'The Pacific' Host Sam Neill on Reexamining the Legacy of Explorer Captain Cook
History is written by the victors, which explains why British explorer Captain James Cook has such an exalted place in the record books.
Now this six-part docuseries, hosted by actor Sam Neill (Jurassic Park), provides an unvarnished view of the voyager — who sailed across the Pacific Ocean in the 18th century, mapping and claiming uncharted territory for the Crown — and his expeditions.
The four-part series debuts this December.
The show chronicles Cook's achievements as well as the toll his imperialist missions ultimately took on indigenous cultures. (Think: disease, death and subjugation.) "Everything in the Pacific changed, almost overnight, after his arrival — and none of it was pretty," says Neill. "We wanted to look at Cook from both sides of the beach."

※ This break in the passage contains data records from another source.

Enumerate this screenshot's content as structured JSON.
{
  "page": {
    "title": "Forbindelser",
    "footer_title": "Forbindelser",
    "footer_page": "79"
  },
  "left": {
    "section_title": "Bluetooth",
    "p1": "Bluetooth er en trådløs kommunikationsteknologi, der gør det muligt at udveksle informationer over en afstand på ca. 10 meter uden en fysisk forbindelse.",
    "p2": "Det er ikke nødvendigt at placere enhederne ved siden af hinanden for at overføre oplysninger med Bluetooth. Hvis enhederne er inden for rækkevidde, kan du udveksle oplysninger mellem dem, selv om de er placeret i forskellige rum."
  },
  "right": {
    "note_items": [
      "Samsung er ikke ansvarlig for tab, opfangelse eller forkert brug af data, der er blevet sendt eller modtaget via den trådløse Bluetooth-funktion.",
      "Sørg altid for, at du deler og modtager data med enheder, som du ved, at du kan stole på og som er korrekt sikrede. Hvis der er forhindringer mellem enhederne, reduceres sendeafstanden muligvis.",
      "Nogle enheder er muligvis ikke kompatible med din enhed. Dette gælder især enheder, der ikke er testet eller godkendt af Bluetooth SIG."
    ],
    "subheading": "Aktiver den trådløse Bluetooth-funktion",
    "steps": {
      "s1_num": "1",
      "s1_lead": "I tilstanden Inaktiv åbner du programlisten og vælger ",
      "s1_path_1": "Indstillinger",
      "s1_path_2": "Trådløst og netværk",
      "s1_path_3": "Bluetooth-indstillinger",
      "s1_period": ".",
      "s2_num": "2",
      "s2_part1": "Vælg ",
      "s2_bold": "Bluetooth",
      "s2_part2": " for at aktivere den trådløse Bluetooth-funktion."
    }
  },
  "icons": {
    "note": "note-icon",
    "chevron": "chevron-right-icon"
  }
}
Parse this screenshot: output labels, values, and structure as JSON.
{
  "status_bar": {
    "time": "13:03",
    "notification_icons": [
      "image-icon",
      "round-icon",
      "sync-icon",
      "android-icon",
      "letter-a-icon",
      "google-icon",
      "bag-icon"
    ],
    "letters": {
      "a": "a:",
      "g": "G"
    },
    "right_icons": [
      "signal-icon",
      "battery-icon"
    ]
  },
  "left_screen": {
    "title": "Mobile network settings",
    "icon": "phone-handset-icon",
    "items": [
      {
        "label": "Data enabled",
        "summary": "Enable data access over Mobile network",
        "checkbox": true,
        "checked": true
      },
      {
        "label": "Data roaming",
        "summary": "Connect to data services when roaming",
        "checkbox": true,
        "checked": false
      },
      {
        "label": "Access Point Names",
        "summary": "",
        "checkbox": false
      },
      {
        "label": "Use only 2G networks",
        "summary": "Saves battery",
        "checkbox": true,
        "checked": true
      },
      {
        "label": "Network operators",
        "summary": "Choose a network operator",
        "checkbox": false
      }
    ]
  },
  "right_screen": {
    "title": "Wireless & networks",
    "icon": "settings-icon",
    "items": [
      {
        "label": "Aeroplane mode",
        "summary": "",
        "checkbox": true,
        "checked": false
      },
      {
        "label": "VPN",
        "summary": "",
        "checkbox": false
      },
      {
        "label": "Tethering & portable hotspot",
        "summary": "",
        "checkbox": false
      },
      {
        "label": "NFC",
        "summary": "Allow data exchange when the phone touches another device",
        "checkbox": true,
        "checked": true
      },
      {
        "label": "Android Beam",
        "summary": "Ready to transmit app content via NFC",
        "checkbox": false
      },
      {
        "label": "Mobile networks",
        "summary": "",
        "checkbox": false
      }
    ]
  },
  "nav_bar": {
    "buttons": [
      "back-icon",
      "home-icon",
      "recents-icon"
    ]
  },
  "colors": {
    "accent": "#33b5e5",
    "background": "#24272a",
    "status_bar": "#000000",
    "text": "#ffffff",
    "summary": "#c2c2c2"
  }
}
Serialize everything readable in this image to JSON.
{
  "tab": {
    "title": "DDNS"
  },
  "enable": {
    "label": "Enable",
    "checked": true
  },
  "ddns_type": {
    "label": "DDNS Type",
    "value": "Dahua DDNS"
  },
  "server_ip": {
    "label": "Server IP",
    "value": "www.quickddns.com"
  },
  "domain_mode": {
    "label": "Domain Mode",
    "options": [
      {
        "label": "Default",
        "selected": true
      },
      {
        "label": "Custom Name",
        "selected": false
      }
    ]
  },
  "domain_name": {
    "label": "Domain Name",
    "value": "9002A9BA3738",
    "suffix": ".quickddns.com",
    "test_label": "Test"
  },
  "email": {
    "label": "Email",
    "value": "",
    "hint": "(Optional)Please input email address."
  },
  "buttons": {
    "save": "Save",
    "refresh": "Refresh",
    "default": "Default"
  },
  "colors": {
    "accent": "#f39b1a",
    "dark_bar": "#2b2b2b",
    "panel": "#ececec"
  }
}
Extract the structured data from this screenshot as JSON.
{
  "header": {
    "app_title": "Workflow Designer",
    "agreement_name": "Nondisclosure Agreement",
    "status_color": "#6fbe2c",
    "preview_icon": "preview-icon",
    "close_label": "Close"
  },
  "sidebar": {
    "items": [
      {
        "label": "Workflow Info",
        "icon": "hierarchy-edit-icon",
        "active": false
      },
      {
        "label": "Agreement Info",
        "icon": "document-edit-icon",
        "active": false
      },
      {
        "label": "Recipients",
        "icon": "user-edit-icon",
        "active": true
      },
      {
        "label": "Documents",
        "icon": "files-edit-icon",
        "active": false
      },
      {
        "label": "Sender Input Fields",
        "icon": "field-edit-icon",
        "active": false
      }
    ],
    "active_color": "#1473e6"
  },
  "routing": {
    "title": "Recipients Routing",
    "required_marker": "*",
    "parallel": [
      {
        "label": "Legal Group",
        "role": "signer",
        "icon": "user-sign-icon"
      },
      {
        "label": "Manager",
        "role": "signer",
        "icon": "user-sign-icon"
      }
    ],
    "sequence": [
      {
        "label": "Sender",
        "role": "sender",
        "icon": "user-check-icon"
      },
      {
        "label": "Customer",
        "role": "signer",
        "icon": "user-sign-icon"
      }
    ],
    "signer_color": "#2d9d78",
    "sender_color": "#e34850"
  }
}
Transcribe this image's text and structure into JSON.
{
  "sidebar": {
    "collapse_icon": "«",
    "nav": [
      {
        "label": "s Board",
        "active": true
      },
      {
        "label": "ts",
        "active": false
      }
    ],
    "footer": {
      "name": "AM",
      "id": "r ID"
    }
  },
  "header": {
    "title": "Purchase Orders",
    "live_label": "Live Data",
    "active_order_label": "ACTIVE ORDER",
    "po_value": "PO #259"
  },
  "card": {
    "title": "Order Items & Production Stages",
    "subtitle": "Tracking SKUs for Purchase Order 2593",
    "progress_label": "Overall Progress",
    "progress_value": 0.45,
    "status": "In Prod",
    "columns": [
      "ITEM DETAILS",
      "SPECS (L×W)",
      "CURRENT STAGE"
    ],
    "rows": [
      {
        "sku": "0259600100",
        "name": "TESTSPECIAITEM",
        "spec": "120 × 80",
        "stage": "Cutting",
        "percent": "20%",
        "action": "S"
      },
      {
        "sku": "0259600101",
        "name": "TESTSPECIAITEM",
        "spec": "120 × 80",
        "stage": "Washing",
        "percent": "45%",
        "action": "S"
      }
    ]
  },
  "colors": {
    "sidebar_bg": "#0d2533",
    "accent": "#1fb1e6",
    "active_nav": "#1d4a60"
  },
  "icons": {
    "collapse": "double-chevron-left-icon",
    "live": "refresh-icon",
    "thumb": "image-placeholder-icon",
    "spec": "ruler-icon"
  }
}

The premiere reexamines Cook's so-called discovery of idyllic Tahiti; future installments retrace his steps in Hawaii, Alaska and Neill's homeland of New Zealand. "There's this Eurocentric notion that Cook 'found' all these places, but they were never lost to begin with," Neill says, noting that the project prompted some soul-searching.
"As much as this is about Cook's explorations, it's also about exploring my own attitudes."
The Pacific: In the Wake of Captain Cook, Series Premiere, Thursday, February 14, 10/9c, Ovation